In instructive and moving ways, Siegel describes how her work with these patients led to an acceptance of her own multifaceted bodily reactions and accompanying images as an essential aspect of her work ego. Transformations meets an urgent need for detailed clinical material on treatment, including not only cases of father-daughter incest, but those rarer instances of incest committed by mothers both with daughters and with sons. Readers will resonate with Siegel's reactions of horror to these patients' stories. Still, she is to be commended for not advocating a separate diagnostic category for these patients, sensitive as she is to individual differences among them on the basis of gender, life history, and particular ego strength. - Jean Sanville, Ph.D., Los Angeles Institute for Psychoanalytic Studies Elaine Siegel's outstanding, eminently readable book provides what is probably the most comprehensive clinical account of both the intrapsychic and interactional processes occurring in the analyses of patients who are incest victims. Further, Transformations develops an original approach for using the clinician's countertransferences, including somatic reactions, to attain a deeper understanding of what is taking place unconsciously in the patient. I wholeheartedly recommend this book to all practitioners who want to learn more about contemporary treatment methods. - Theo L. Dorpat, M.D., Training Analyst, Seattle Institute for Psychoanalysis Siegel relied on sensitive attunement to her bodily posture, sounds, and psychophysiological reactions in treatment hours as a guide to intuiting and interpreting the patient's bodily memories of physical violation.
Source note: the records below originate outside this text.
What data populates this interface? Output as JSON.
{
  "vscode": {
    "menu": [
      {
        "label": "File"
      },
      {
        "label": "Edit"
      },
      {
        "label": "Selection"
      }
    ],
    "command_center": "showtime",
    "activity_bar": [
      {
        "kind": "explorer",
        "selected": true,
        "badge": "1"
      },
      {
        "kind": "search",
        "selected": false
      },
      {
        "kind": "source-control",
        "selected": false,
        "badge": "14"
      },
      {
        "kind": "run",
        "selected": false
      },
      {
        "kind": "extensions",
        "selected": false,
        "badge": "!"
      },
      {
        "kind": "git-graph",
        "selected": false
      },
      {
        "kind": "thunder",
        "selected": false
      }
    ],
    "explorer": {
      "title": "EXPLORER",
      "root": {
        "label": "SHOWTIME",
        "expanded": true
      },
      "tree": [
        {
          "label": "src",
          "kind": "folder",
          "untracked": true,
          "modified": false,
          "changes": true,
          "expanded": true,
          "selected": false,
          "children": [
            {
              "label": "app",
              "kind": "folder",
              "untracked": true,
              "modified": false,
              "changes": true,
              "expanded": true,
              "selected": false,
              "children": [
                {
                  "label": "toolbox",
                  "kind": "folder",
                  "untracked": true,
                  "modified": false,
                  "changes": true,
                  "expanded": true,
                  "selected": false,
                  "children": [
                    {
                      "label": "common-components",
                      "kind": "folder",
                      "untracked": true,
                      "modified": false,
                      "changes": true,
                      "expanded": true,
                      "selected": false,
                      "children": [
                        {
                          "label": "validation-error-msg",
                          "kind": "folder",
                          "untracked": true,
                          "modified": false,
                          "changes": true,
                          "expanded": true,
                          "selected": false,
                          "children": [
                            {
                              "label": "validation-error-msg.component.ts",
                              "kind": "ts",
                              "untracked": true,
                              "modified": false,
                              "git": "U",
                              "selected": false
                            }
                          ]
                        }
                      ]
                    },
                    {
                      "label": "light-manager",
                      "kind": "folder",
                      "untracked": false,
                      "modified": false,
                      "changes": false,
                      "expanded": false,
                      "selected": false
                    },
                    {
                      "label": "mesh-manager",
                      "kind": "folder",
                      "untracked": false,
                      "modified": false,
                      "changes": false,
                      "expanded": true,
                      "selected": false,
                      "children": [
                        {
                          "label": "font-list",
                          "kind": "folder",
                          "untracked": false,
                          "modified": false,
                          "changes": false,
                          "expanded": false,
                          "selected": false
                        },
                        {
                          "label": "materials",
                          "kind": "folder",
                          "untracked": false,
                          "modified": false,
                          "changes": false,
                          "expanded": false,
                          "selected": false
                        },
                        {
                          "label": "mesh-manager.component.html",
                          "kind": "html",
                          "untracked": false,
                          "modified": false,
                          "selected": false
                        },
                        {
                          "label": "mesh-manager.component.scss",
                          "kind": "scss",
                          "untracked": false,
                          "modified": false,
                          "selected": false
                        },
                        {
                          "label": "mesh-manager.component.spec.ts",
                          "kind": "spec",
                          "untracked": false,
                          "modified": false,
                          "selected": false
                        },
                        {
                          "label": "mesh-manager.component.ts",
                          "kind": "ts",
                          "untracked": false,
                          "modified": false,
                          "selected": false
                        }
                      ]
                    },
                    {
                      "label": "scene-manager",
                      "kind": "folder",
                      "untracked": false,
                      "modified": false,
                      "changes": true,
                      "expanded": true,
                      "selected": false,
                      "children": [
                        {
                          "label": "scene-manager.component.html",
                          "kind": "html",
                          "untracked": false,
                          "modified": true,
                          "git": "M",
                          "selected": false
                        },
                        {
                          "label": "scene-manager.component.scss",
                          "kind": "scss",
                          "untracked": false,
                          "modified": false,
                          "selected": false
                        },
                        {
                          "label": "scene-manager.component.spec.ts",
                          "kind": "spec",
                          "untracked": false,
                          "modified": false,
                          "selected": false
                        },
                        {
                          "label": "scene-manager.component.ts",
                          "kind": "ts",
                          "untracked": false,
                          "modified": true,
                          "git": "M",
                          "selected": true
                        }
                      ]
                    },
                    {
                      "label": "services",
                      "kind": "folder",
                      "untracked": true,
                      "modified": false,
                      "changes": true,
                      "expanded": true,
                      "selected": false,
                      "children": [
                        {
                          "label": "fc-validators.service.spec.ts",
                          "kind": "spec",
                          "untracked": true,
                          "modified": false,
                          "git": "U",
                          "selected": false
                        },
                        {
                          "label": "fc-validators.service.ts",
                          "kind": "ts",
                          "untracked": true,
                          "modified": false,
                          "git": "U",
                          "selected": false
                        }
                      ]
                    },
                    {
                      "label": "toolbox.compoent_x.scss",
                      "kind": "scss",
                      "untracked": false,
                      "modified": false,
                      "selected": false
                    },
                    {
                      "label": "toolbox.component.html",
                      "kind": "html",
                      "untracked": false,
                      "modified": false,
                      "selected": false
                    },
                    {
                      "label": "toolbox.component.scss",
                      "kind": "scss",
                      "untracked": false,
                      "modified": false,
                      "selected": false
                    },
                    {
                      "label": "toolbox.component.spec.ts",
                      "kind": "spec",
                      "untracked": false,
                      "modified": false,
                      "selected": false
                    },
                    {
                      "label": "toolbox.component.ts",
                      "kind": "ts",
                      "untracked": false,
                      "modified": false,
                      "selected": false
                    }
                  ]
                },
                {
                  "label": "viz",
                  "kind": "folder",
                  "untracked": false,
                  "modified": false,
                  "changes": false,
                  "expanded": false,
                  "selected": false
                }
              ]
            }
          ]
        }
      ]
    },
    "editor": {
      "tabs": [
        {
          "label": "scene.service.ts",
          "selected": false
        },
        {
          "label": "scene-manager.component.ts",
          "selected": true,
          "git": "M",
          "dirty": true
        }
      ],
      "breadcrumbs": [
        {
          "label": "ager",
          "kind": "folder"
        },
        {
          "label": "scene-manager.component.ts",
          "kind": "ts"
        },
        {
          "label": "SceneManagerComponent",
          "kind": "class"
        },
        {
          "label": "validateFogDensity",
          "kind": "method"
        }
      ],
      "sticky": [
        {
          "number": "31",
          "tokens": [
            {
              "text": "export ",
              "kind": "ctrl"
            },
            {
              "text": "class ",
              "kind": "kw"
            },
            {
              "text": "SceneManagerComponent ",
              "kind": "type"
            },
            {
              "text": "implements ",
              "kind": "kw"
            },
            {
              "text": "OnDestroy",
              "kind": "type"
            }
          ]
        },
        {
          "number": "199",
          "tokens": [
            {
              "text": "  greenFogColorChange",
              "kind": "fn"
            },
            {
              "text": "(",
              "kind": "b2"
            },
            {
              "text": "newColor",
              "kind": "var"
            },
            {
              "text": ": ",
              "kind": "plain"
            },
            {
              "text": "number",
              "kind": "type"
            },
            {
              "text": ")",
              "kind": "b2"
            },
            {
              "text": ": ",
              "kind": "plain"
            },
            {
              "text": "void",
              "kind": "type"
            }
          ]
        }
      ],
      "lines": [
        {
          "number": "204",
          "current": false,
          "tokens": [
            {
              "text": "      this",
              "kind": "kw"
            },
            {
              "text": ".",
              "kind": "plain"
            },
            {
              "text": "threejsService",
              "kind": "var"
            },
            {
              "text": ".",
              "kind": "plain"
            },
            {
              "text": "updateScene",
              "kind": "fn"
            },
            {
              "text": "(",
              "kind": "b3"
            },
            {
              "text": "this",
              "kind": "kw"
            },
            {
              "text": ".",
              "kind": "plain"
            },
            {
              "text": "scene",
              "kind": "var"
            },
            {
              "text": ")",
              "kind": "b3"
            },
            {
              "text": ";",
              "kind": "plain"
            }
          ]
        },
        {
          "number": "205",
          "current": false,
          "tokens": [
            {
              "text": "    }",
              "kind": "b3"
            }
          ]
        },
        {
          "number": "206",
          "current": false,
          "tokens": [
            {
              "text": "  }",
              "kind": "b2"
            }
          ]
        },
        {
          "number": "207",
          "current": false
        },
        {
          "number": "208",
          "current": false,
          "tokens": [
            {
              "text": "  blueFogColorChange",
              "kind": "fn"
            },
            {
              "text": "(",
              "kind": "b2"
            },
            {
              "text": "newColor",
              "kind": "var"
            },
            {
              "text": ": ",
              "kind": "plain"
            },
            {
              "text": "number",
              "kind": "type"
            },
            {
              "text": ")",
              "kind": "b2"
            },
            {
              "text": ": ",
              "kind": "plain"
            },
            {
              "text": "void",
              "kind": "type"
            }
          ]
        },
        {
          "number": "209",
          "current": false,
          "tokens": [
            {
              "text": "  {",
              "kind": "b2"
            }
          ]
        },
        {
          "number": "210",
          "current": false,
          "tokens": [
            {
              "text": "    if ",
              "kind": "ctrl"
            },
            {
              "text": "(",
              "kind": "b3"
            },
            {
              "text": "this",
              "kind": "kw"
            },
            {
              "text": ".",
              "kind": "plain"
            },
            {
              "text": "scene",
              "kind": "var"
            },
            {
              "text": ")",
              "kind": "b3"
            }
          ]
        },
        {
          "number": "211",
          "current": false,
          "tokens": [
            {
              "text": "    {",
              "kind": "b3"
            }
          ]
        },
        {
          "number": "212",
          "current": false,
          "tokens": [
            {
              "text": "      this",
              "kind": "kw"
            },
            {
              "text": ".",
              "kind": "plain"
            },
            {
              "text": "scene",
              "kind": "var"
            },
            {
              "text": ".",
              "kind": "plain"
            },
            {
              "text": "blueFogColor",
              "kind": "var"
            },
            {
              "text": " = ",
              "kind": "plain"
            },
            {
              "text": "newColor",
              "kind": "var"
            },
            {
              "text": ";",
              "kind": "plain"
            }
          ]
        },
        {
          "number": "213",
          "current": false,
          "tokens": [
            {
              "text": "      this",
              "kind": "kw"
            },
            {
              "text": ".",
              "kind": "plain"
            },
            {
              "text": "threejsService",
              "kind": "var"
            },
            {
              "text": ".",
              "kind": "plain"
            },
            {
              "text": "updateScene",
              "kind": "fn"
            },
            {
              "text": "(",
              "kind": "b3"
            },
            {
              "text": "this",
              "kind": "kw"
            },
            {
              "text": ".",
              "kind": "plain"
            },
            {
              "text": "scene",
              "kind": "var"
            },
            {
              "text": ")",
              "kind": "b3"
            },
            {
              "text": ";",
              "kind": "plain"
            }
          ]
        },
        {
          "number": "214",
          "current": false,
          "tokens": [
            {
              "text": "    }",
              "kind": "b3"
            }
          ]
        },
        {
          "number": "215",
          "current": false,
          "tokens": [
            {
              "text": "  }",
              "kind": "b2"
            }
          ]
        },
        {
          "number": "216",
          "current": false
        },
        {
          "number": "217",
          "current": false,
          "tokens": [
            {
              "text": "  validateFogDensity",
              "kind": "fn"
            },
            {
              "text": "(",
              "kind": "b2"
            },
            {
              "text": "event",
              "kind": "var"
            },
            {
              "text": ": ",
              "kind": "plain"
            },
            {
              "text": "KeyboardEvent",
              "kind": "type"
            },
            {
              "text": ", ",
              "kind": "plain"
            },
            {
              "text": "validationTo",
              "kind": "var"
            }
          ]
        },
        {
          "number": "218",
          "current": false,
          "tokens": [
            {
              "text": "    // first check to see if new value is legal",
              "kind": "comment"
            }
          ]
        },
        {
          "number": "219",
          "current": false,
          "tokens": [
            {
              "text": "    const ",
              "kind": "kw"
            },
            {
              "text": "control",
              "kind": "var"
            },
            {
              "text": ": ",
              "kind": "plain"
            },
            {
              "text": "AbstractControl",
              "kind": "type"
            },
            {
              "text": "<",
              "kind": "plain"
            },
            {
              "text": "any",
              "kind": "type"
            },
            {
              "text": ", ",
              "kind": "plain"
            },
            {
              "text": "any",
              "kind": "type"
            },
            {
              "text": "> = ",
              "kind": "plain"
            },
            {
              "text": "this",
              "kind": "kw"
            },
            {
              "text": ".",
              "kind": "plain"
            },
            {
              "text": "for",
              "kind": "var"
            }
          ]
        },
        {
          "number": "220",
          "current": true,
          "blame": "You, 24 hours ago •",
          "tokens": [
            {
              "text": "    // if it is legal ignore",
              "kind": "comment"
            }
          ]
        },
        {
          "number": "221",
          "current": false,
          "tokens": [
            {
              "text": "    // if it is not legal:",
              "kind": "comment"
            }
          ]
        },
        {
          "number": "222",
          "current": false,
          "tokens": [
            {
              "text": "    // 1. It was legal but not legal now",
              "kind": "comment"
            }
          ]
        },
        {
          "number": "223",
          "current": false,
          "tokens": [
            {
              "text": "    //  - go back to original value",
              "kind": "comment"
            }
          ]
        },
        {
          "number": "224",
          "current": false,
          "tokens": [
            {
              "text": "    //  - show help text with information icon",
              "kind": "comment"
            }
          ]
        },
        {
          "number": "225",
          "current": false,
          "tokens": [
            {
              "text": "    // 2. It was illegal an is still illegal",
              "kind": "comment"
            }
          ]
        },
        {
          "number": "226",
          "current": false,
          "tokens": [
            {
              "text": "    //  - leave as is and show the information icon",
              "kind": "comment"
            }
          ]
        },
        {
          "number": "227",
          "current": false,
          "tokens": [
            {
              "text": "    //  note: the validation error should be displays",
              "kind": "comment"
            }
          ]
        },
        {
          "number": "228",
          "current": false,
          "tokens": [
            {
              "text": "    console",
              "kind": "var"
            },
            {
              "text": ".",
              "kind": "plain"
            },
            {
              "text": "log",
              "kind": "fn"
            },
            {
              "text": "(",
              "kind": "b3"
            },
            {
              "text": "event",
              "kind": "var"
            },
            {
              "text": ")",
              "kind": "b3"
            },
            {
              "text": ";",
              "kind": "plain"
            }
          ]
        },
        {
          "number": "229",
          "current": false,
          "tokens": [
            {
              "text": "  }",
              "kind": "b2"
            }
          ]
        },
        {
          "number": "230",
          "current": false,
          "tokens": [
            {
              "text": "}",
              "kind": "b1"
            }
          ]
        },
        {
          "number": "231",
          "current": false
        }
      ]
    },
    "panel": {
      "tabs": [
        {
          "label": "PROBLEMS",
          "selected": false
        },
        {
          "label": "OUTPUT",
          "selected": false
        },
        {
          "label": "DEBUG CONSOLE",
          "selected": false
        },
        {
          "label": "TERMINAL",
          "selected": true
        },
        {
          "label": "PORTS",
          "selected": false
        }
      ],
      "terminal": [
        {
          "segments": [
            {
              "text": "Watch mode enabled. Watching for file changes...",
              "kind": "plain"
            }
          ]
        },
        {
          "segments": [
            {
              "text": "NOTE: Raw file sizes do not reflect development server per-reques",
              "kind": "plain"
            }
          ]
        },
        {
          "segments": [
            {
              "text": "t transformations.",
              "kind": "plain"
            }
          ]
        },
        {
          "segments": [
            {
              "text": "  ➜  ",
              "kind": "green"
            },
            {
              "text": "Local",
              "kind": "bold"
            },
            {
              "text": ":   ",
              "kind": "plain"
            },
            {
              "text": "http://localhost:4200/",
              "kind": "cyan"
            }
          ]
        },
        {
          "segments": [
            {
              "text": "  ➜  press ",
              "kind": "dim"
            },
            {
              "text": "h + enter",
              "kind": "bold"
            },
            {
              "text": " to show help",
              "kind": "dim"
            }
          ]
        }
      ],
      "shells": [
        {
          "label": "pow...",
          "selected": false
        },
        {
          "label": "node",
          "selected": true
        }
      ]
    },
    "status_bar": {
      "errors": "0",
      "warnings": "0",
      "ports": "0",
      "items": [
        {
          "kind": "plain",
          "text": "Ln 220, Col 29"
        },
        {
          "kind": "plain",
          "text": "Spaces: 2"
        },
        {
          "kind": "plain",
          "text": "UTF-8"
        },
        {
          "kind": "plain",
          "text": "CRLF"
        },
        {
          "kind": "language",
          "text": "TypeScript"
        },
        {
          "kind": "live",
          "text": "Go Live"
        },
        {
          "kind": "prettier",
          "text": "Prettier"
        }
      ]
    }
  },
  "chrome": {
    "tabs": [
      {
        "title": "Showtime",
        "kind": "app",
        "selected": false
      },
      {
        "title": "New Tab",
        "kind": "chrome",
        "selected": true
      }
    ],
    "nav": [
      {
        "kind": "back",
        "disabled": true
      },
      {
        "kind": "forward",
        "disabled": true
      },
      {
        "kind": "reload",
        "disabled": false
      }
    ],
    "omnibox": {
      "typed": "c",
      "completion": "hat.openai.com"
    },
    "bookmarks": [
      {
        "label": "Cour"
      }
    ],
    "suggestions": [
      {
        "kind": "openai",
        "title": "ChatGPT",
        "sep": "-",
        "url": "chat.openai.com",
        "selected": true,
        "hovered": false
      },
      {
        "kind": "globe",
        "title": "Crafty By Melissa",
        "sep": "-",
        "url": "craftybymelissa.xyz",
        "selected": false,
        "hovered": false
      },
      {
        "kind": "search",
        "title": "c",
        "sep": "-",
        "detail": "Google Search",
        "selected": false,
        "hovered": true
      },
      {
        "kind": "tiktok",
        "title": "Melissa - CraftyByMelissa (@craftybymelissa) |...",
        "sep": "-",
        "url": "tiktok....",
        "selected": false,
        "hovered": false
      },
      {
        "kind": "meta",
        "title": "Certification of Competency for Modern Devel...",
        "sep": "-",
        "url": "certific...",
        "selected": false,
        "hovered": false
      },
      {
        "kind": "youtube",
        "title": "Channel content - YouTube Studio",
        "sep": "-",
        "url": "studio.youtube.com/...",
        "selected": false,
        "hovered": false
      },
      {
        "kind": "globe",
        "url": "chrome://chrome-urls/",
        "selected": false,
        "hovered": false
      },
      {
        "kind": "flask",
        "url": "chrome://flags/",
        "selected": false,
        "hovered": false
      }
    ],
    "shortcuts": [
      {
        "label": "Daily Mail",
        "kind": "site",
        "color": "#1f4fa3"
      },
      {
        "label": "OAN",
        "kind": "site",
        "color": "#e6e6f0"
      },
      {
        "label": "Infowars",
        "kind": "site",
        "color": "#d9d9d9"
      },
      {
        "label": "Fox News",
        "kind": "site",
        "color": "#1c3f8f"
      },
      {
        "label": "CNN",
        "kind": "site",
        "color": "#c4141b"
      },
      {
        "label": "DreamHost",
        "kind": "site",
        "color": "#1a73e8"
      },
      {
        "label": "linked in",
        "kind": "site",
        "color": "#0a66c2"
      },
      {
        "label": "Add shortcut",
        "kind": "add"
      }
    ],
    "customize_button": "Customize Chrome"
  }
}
She concludes that countertransference responses, especially somatically derived ones, are important guides to helping patients establish the transitional space pivotal in the reconstruction and working through of traumatic memories. - Kathryn J. Zerbe, JAPA